There can be significant cultural barriers to introducing individuals trained primarily in mathematics. For example, engineers at a prominent defense contractor tell stories of lost competitive bids and design disasters that cry out for simple analyses and simulation. However, the corporate culture is not ready for mathematics. Facing the strains of the end of the Cold War, management has little interest in gambling on an unproven (and perhaps secretly threatening) discipline.

A cultural gap also separates academic and nonacademic mathematicians. Careers in industrial mathematics are often viewed as less acceptable than academic pursuits. An experienced independent consultant argues, "We may need to nurture attitude changes among ourselves that produce a comprehensive acceptance of a wide range of professional needs, not just those of the academic research mathematician." Another remarked, "My advisor and faculty treated me like I was lost when I decided to go into industry."

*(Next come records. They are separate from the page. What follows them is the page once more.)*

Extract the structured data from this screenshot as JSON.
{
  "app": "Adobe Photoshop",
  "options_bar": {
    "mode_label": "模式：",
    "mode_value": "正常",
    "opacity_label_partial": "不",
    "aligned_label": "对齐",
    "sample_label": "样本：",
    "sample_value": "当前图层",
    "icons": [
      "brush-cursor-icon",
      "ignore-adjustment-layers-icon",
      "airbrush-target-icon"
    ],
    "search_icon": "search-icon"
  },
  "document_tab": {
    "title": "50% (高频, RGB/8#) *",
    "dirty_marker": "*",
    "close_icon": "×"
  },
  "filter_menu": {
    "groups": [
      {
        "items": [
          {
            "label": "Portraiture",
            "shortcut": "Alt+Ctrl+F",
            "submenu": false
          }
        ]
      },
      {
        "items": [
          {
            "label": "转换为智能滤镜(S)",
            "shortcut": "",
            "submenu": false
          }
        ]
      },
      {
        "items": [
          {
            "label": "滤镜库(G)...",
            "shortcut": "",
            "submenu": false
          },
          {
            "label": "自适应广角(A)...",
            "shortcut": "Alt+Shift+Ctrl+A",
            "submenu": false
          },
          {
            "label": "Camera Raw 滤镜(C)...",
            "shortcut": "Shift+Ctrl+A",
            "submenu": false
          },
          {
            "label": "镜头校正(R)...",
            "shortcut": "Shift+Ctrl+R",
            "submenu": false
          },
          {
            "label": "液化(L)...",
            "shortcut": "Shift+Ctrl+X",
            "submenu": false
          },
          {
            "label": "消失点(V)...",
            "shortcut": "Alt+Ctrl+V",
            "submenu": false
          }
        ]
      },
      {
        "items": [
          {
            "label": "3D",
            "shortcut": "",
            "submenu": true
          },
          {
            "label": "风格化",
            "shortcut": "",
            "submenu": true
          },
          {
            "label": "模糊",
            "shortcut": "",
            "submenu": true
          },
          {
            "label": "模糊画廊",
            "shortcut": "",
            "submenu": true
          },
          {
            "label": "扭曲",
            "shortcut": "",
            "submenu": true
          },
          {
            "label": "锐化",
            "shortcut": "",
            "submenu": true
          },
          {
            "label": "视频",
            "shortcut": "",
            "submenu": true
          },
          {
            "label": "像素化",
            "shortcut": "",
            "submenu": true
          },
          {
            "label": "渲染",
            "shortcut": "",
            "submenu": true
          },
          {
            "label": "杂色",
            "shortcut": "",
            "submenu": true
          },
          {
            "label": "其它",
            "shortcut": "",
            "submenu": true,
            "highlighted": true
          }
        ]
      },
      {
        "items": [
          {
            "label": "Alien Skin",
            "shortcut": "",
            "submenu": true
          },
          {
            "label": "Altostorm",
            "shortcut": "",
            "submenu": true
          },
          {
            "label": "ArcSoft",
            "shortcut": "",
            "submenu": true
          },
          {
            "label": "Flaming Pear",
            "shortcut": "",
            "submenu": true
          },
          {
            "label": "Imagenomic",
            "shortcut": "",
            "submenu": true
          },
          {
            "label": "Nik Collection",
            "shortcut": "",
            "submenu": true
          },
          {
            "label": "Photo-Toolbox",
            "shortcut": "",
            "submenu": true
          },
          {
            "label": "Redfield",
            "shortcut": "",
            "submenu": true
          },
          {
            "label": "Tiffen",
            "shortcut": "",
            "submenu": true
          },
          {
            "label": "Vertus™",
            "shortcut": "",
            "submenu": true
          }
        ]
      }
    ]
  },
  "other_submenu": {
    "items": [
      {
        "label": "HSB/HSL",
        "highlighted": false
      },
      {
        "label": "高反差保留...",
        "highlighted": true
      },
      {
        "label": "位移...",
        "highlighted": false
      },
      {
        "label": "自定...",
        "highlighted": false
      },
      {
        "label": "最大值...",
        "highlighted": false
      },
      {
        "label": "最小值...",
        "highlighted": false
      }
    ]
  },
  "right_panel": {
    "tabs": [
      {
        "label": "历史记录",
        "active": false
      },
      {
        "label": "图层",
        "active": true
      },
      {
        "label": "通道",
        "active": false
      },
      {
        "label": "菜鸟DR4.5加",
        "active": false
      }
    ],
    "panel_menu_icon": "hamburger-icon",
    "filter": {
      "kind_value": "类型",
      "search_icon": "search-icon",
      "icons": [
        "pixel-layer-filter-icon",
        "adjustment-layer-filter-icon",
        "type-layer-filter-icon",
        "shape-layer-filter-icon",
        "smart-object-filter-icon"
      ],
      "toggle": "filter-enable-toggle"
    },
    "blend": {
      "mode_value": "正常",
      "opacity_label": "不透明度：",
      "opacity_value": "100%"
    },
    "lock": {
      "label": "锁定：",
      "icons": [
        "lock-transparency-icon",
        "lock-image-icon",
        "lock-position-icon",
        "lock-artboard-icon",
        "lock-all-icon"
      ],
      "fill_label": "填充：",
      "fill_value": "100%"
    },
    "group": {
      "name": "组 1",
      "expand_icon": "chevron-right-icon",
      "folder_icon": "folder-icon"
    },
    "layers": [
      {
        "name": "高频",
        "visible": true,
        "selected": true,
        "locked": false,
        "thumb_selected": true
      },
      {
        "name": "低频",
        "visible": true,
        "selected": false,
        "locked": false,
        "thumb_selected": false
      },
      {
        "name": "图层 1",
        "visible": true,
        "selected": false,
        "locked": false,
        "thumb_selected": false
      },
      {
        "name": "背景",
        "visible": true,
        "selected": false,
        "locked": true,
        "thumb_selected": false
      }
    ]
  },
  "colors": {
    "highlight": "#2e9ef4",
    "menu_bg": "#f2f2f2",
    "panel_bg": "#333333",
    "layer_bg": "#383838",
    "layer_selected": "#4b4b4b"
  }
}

My own reactions to this informal but in-depth examination of mathematics outside academia strengthened and refined educational ideas that had begun to develop when consulting first led me to poke my nose under the tent of industrial mathematics. Teaching communication skills---writing, speaking, and listening---is essential. Likewise, interdisciplinary problem solving must be a central component of mathematics education. It needs to be integrated into the daily classroom experiences of our students just as it is part of the daily professional life of the industrial applied mathematician. Perhaps we can gain more converts to the mathematical sciences by letting students solve problems in the "real world" than by delivering sermons to captives in a classroom.